**Instructions for the task**
Should an entry contain an image, omit it and repeat the rest exactly.

======== Dataset records ========

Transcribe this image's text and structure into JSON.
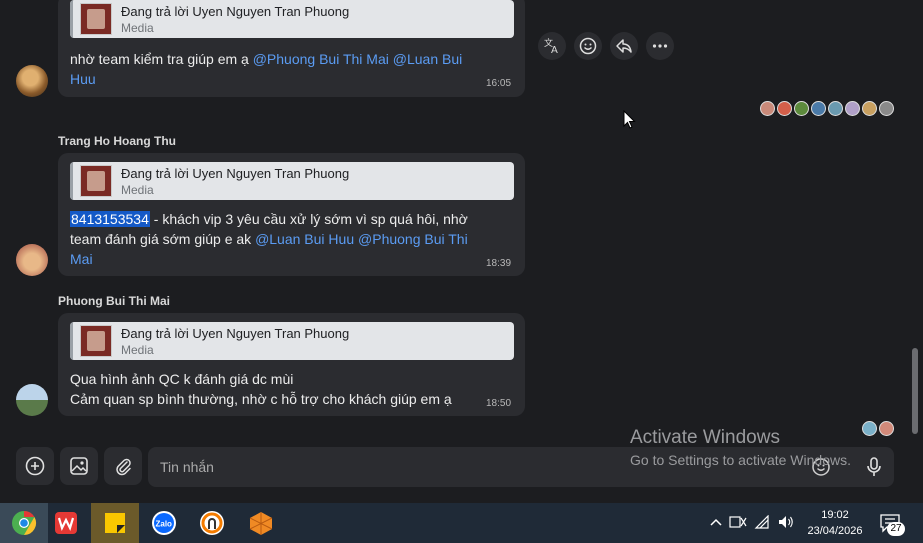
{
  "messages": [
    {
      "sender": "",
      "quote": {
        "title": "Đang trả lời Uyen Nguyen Tran Phuong",
        "subtitle": "Media"
      },
      "text_prefix": "nhờ team kiểm tra giúp em ạ ",
      "mentions": [
        "@Phuong Bui Thi Mai",
        "@Luan Bui",
        "Huu"
      ],
      "time": "16:05"
    },
    {
      "sender": "Trang Ho Hoang Thu",
      "quote": {
        "title": "Đang trả lời Uyen Nguyen Tran Phuong",
        "subtitle": "Media"
      },
      "highlight": "8413153534",
      "text_line1": " - khách vip 3 yêu cầu xử lý sớm vì sp quá hôi, nhờ",
      "text_line2": "team đánh giá sớm giúp e ak ",
      "mentions": [
        "@Luan Bui Huu",
        "@Phuong Bui Thi",
        "Mai"
      ],
      "time": "18:39"
    },
    {
      "sender": "Phuong Bui Thi Mai",
      "quote": {
        "title": "Đang trả lời Uyen Nguyen Tran Phuong",
        "subtitle": "Media"
      },
      "text_line1": "Qua hình ảnh QC k đánh giá dc mùi",
      "text_line2": "Cảm quan sp bình thường, nhờ c hỗ trợ cho khách giúp em ạ",
      "time": "18:50"
    }
  ],
  "message_actions": [
    "translate-icon",
    "emoji-icon",
    "reply-icon",
    "more-icon"
  ],
  "composer": {
    "placeholder": "Tin nhắn"
  },
  "watermark": {
    "title": "Activate Windows",
    "subtitle": "Go to Settings to activate Windows."
  },
  "taskbar": {
    "apps": [
      "chrome-icon",
      "wps-icon",
      "sticky-notes-icon",
      "zalo-icon",
      "teamviewer-icon",
      "app-icon"
    ],
    "time": "19:02",
    "date": "23/04/2026",
    "notifications": "27"
  },
  "colors": {
    "mention": "#5b9cf3",
    "highlight": "#1459c7",
    "background": "#1c1d20",
    "bubble": "#2b2c30"
  }
}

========

**Response**
Transcribe this image's text and structure into JSON.
{
  "messages": [
    {
      "sender": "",
      "quote": {
        "title": "Đang trả lời Uyen Nguyen Tran Phuong",
        "subtitle": "Media"
      },
      "text_prefix": "nhờ team kiểm tra giúp em ạ ",
      "mentions": [
        "@Phuong Bui Thi Mai",
        "@Luan Bui",
        "Huu"
      ],
      "time": "16:05"
    },
    {
      "sender": "Trang Ho Hoang Thu",
      "quote": {
        "title": "Đang trả lời Uyen Nguyen Tran Phuong",
        "subtitle": "Media"
      },
      "highlight": "8413153534",
      "text_line1": " - khách vip 3 yêu cầu xử lý sớm vì sp quá hôi, nhờ",
      "text_line2": "team đánh giá sớm giúp e ak ",
      "mentions": [
        "@Luan Bui Huu",
        "@Phuong Bui Thi",
        "Mai"
      ],
      "time": "18:39"
    },
    {
      "sender": "Phuong Bui Thi Mai",
      "quote": {
        "title": "Đang trả lời Uyen Nguyen Tran Phuong",
        "subtitle": "Media"
      },
      "text_line1": "Qua hình ảnh QC k đánh giá dc mùi",
      "text_line2": "Cảm quan sp bình thường, nhờ c hỗ trợ cho khách giúp em ạ",
      "time": "18:50"
    }
  ],
  "message_actions": [
    "translate-icon",
    "emoji-icon",
    "reply-icon",
    "more-icon"
  ],
  "composer": {
    "placeholder": "Tin nhắn"
  },
  "watermark": {
    "title": "Activate Windows",
    "subtitle": "Go to Settings to activate Windows."
  },
  "taskbar": {
    "apps": [
      "chrome-icon",
      "wps-icon",
      "sticky-notes-icon",
      "zalo-icon",
      "teamviewer-icon",
      "app-icon"
    ],
    "time": "19:02",
    "date": "23/04/2026",
    "notifications": "27"
  },
  "colors": {
    "mention": "#5b9cf3",
    "highlight": "#1459c7",
    "background": "#1c1d20",
    "bubble": "#2b2c30"
  }
}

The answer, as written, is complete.